Pitting fascists and communists in a showdown for supremacy, the Spanish Civil War has long been seen as a grim dress rehearsal for World War II.
Francisco Franco's Nationalists prevailed with German and Italian military assistance--a clear instance, it seemed, of like-minded regimes joining forces in the fight against global Bolshevism.
In Hitler's Shadow Empire Pierpaolo Barbieri revises this standard account of Axis intervention in the Spanish Civil War, arguing that economic ambitions--not ideology--drove Hitler's Iberian intervention.
The Nazis hoped to establish an economic empire in Europe, and in Spain they tested the tactics intended for future subject territories. The Nazis provided Franco's Nationalists with planes, armaments, and tanks, but behind this largesse was a Faustian bargain.
Through weapons and material support, Germany gradually absorbed Spain into an informal empire, extending control over key Spanish resources in order to fuel its own burgeoning war industries.
This plan was only possible and profitable because of Hitler's economic czar, Hjalmar Schacht, a "wizard of international finance." His policies fostered the interwar German recovery and consolidated Hitler's dictatorship.
Though Schacht's economic strategy was eventually abandoned in favor of a very different conception of racial empire, Barbieri argues it was in many ways a more effective strategic option for the Third Reich.
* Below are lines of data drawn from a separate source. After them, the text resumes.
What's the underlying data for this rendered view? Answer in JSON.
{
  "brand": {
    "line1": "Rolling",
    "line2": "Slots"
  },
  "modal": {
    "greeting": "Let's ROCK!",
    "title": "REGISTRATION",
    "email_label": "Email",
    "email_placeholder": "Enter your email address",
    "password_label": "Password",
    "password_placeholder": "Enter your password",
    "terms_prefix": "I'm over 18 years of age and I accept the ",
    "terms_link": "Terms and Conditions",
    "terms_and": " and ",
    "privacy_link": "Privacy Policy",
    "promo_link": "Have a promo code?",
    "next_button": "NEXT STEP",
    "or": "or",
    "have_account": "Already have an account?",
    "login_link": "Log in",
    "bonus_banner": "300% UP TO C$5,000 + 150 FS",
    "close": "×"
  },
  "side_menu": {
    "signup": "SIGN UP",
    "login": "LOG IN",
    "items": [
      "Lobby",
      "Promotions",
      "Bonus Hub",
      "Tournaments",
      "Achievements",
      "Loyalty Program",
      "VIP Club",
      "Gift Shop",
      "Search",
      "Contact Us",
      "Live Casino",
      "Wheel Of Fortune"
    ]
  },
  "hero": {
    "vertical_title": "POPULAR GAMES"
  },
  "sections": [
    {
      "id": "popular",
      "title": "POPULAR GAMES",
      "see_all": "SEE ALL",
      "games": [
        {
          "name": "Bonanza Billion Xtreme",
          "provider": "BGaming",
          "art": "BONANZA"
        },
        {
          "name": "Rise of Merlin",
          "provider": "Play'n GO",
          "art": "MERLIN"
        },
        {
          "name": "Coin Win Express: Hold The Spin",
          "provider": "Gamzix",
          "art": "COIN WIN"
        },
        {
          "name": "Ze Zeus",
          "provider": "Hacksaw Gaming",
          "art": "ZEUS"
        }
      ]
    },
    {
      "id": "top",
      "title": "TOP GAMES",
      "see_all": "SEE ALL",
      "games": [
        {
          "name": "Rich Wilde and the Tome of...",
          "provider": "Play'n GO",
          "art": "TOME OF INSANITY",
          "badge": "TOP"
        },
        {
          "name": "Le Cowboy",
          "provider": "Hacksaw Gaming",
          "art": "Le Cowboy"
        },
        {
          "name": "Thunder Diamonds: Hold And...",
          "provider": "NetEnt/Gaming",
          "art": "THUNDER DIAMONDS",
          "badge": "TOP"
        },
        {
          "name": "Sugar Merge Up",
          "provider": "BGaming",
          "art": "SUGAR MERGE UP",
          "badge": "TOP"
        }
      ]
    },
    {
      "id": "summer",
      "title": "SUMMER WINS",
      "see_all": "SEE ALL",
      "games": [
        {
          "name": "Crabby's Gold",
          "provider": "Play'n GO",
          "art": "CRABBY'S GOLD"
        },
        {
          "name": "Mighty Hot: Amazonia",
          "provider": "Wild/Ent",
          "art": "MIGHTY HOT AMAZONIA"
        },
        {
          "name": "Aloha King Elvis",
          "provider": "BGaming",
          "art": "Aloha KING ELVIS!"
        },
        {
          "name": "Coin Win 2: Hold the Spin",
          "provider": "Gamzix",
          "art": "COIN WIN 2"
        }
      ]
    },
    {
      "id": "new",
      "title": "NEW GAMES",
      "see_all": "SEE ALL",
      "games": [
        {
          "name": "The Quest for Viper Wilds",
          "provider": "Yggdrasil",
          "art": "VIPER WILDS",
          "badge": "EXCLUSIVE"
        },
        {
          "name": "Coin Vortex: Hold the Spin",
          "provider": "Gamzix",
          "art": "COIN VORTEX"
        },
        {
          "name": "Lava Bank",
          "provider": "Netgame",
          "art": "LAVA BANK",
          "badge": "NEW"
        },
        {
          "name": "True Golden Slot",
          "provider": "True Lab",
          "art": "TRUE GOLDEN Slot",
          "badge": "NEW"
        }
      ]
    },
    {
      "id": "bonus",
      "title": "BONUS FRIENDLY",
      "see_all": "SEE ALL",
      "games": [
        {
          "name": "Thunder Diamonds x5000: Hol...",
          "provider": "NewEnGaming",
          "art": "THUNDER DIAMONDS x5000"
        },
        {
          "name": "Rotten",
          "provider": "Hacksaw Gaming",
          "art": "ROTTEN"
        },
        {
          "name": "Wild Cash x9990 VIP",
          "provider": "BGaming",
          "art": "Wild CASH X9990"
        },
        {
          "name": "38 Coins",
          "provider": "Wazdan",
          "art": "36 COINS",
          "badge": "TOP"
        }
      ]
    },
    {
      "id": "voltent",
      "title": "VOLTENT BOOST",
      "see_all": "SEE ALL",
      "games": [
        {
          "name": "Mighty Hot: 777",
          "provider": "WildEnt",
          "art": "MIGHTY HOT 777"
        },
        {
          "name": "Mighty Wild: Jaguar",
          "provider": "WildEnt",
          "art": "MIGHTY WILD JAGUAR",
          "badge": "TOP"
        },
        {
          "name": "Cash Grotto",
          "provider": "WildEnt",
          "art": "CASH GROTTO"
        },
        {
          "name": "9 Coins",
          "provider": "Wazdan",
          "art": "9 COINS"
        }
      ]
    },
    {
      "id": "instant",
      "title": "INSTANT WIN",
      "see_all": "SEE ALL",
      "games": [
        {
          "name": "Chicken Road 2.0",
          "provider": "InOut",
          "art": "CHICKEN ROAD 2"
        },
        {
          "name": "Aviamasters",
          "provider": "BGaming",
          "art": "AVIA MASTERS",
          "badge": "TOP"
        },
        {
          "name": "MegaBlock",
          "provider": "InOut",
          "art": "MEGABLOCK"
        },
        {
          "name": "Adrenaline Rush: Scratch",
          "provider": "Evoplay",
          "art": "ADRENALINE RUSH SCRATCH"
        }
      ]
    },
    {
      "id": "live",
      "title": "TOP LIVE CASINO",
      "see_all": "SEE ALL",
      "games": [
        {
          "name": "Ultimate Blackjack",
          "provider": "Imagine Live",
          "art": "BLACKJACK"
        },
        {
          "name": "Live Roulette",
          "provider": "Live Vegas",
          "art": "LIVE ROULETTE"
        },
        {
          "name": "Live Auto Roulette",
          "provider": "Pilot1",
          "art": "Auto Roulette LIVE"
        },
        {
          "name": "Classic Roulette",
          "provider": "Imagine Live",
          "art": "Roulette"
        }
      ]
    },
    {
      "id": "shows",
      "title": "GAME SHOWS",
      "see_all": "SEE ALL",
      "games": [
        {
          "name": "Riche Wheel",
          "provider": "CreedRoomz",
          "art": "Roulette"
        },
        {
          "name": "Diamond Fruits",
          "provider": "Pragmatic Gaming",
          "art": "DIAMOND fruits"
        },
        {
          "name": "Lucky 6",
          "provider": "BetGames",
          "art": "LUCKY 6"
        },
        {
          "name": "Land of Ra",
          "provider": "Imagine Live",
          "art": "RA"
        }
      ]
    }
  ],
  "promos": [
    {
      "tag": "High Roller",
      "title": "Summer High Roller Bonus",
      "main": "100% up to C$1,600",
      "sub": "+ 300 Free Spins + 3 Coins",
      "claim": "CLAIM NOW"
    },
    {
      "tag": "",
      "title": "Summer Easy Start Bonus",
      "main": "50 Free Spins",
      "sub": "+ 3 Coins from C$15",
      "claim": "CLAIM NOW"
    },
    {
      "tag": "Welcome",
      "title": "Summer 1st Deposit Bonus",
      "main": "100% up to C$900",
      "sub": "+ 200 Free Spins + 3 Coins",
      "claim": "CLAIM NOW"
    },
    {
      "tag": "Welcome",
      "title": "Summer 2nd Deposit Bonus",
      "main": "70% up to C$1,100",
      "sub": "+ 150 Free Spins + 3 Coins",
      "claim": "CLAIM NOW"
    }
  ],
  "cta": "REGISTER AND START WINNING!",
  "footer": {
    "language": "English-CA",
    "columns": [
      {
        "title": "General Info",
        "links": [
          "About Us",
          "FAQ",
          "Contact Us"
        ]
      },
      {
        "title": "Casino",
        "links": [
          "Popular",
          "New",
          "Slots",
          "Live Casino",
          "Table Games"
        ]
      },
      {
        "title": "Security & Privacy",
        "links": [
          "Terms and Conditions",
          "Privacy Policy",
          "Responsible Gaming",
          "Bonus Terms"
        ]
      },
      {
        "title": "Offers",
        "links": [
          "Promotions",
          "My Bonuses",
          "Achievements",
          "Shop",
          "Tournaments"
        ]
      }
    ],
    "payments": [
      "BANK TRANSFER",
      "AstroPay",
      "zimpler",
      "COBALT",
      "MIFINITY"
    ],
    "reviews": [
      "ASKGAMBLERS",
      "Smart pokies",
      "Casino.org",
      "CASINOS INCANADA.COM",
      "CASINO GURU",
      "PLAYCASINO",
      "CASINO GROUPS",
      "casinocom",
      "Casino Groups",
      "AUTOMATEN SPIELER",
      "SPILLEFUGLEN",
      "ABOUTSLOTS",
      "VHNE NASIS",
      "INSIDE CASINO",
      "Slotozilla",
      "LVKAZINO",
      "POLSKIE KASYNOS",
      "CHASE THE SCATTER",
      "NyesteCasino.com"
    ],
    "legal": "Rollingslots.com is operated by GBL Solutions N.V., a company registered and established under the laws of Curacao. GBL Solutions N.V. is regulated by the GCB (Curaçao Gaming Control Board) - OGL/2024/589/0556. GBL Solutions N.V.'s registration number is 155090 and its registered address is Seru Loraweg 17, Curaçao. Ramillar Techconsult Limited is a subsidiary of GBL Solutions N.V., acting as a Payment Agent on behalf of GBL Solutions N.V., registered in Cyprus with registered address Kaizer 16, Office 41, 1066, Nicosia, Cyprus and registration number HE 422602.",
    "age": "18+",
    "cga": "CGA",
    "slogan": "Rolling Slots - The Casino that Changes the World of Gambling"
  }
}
Deepening our understanding of the Spanish Civil War by placing it in the context of Nazi imperial ambitions, Hitler's Shadow Empire illuminates a fratricidal tragedy that still reverberates in Spanish life as well as the world war it heralded.